Some busy beavers have been taking a toll on a Winnipeg neighbourhood's tree canopy, prompting a group of residents to work with the city to save the trees.
Calgary police said in a statement issued Monday they have identified a suspect wanted in an incident that resulted in the death of a Calgary mother of five.
Johnny Gaudreau and Matthew Tkachuk weren't even born the last time the Calgary Flames and Edmonton Oilers met in the Stanley Cup Playoffs, but they still understand how much the Battle of Alberta means to fans of both teams.
The Calgary Chamber of Commerce says each playoff game in the city brings in about $3 million in revenue.
The Alberta man accused of first-degree murder in the deaths of a 24-year-old woman and her 16-month-old child is due in court on Monday.
Starting Tuesday, eligible Albertans will be able to renew their driver's licences and identification cards online using the province's eServices platform.
Former Edmonton Elk Eddie Steele has been reunited with his stolen Grey Cup ring.
The Ontario election leaders' debate kicked off Monday night with Progressive Conservative Leader Doug Ford squaring off against Liberal Leader Steven Del Duca.
The Canada Day main stage will be at LeBreton Flats park just west of downtown Ottawa this year, not on Parliament Hill.
Western University's Northern Tornadoes Project says a landspout tornado occurred east of Ottawa during Sunday's severe weather, making it the first confirmed tornado of the 2022 season.
For now, you can just call her Chick D-22. She’s a rare Northern Spotted Owl being raised by foster parents Bella and Jay in B.C.
The B.C. SPCA has rescued dozens of cats and kittens from a Surrey home where they were allegedly subjected to “extremely unsanitary” conditions.
B.C. resident facing charges for allegedly feeding bears, coyotes for 'months': conservation officers
A resident of British Columbia could face charges for allegedly feeding bears and coyotes in West Vancouver, provincial conservation officers say.
Quebec coroner calls for independence in public health director role in final report on long-term care home deaths
The government of Quebec needs to ensure the role of the public health director is independent and without any 'political constraint,' a Quebec coroner has recommended in a final report into deaths at long-term care homes during the pandemic's first wave.
As moving season approaches, the ongoing housing crisis is on the minds of many Montrealers seeking a new place to live.
The Bloc leader said that Trudeau's Liberals should 'mind their own business' and that they were talking out of both sides of their mouth by attending the protest while saying they believe in the protection of French.
Victoria police say they arrested six youths on Friday night and two on Saturday amid a crackdown in the city's downtown core.
One of Canada's most successful Second World War flying aces, James "Stocky" Edwards of Comox, B.C., has died at the age of 100.
The City of Nanaimo is warning residents to be on the lookout after a mother bear and her two cubs were reported in two recent sightings.
The RCMP's treatment of their tactical team in the days following the April 2020 mass shooting in Nova Scotia was characterized as "absolutely disgusting" Monday during testimony before the public inquiry examining the killings.
The mother of an Indigenous woman shot by New Brunswick police in 2020 told a coroner's inquest Monday that less than two hours after she was awakened by an officer seeking her daughter's address to check on her safety, police returned with news that her daughter had been killed.
The emergency department at the Glace Bay Hospital has been closed since July of 2021, and it’s unclear when it will reopen.
Mine Mill Unifor Local 598 says staff at some of the area's long-term care facilities and nursing homes may have been exposed to cytotoxins.
The Waterloo Regional Police Service has released the name of a man they say could have information on the suspicious death of an eight-year-old boy in Cambridge.
DEVELOPING | Crash investigation underway in Kitchener
Police are at the scene of a crash on Westmount Dr. in Kitchener.

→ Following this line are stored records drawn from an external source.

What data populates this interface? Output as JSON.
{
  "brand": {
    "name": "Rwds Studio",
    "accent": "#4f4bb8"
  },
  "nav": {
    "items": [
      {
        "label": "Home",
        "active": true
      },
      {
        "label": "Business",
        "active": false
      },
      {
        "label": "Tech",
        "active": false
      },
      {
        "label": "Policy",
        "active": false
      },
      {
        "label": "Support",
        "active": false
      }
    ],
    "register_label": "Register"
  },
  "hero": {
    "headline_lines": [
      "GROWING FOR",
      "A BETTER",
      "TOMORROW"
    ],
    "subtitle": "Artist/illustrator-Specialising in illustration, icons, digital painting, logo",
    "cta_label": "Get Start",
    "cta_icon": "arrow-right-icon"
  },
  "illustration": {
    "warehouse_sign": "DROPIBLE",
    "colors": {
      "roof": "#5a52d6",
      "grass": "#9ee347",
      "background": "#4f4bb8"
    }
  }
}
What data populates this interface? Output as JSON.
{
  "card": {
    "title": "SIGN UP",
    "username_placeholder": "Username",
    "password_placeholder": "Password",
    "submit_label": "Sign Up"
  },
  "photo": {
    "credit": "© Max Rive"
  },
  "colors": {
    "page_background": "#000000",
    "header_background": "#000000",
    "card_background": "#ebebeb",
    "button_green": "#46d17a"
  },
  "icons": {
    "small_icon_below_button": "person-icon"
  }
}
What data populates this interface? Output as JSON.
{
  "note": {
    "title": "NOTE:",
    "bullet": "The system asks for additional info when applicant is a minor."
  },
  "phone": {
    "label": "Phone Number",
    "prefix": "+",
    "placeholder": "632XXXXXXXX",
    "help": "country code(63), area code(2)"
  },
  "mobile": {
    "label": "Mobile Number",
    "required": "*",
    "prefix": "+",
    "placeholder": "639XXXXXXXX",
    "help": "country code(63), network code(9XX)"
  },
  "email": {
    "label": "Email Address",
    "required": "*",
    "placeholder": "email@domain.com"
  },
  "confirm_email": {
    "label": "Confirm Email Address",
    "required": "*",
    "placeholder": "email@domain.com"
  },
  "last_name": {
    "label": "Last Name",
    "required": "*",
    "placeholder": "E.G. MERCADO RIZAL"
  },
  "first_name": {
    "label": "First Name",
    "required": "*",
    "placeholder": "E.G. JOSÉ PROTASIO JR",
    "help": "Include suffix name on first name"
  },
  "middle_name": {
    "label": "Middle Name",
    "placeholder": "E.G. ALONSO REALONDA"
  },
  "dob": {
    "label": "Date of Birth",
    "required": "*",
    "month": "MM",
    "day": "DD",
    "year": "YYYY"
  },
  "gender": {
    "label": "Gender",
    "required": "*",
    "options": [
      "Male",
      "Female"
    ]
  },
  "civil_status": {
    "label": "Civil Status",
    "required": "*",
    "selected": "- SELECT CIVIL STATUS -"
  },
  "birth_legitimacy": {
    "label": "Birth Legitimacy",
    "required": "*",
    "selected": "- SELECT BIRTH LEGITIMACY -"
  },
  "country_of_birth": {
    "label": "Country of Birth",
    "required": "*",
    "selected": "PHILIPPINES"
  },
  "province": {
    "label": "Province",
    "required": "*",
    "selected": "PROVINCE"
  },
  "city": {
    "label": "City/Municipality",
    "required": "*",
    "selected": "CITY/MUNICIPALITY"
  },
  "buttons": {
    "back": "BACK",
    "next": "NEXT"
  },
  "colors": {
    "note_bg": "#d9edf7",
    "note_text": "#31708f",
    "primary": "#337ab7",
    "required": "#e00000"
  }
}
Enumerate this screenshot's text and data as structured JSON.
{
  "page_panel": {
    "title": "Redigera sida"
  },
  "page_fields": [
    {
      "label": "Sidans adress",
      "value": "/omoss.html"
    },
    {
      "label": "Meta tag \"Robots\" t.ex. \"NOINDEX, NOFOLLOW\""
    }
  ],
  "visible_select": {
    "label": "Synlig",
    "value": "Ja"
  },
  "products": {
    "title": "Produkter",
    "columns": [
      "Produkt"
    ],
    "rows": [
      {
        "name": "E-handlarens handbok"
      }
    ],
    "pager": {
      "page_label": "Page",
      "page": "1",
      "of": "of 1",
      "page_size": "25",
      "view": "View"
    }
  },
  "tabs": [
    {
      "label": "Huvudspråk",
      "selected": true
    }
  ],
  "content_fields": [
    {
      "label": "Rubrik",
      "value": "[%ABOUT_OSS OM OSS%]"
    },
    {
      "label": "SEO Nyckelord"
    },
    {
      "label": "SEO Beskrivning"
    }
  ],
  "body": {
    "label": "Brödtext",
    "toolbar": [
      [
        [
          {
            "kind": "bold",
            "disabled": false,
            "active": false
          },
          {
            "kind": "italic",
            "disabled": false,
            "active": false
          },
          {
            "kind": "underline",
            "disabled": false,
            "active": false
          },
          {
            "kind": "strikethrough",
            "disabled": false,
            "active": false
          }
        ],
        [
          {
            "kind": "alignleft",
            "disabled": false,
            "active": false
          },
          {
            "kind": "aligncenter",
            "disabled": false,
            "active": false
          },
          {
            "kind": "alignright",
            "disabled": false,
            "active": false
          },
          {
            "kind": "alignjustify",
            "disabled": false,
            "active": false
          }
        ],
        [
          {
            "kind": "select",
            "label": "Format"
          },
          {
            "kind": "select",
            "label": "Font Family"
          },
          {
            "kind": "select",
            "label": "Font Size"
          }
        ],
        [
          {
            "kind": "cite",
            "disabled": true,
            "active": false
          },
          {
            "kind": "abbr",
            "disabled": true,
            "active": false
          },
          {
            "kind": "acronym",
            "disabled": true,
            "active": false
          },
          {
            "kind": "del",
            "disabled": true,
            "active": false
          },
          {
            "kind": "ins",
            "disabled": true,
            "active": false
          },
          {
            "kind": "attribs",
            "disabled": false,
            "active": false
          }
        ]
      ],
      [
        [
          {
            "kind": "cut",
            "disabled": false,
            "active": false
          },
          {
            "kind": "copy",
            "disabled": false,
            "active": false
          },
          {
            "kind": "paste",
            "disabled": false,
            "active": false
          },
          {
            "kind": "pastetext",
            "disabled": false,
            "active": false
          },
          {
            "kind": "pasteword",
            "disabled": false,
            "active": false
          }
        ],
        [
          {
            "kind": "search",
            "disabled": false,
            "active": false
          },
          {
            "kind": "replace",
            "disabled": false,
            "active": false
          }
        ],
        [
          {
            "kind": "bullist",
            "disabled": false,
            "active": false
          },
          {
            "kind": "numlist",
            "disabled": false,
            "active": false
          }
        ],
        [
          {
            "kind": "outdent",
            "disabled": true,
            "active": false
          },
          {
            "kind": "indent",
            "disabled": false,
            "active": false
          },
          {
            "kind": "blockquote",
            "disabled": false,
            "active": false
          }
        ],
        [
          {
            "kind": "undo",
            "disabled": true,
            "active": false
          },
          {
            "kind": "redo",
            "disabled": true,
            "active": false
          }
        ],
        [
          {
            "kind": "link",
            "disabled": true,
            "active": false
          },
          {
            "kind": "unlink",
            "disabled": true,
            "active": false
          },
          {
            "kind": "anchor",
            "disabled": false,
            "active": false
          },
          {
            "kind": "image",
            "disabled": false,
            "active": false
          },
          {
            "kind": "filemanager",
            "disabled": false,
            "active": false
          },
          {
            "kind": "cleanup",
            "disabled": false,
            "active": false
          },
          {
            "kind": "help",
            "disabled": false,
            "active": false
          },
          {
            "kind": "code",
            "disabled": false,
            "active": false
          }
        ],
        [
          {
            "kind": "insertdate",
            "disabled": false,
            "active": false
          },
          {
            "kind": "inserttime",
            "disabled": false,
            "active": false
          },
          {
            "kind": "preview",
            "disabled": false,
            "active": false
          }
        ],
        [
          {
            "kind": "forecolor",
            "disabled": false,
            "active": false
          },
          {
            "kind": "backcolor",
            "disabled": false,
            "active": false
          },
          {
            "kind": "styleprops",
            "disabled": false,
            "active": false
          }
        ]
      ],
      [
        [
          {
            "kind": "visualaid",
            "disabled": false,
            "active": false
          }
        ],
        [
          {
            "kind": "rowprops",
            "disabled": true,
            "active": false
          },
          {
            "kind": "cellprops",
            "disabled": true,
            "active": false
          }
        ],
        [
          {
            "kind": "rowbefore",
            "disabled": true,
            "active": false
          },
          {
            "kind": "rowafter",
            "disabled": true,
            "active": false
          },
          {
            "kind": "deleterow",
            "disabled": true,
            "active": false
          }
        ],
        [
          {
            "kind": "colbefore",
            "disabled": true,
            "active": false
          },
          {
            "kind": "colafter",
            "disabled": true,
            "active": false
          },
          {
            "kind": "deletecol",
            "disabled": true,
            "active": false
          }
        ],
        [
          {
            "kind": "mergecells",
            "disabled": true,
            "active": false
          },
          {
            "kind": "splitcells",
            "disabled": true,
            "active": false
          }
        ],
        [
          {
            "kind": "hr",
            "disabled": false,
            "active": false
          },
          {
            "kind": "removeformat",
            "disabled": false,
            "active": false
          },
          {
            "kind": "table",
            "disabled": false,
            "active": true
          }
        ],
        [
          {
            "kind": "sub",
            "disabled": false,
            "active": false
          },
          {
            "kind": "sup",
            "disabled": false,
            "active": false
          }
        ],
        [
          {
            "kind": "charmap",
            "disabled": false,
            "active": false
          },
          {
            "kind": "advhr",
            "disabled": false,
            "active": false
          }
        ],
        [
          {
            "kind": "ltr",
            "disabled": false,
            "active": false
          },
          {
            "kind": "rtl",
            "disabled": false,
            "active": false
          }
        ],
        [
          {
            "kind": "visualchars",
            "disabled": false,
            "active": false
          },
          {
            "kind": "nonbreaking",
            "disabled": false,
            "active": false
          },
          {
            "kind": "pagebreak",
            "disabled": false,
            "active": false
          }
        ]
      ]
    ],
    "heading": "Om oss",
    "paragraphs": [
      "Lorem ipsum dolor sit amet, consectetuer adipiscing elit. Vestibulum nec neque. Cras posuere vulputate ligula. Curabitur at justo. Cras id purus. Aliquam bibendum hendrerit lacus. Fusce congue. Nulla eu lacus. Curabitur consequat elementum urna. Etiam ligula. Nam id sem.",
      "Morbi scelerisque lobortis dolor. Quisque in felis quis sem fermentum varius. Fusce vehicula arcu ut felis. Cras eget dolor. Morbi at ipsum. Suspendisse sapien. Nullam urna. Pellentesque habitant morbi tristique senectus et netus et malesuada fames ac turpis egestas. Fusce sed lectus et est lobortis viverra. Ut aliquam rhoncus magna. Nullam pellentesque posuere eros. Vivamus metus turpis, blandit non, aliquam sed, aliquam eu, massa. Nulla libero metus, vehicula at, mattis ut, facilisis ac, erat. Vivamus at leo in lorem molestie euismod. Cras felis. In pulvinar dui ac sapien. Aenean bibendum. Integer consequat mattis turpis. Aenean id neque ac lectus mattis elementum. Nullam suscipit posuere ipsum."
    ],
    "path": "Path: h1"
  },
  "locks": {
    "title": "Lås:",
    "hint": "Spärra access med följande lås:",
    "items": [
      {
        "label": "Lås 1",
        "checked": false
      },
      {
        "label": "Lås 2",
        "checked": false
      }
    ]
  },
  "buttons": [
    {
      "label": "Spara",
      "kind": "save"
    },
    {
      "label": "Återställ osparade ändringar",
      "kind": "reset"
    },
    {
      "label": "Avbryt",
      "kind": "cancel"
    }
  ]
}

CTV News cameras saw a bicycle with a bent wheel at the scene.
Tanti, 27, was stabbed during a confrontation outside a downtown Guelph bar on MacDonell Street around 2 a.m. on February 29, 2020.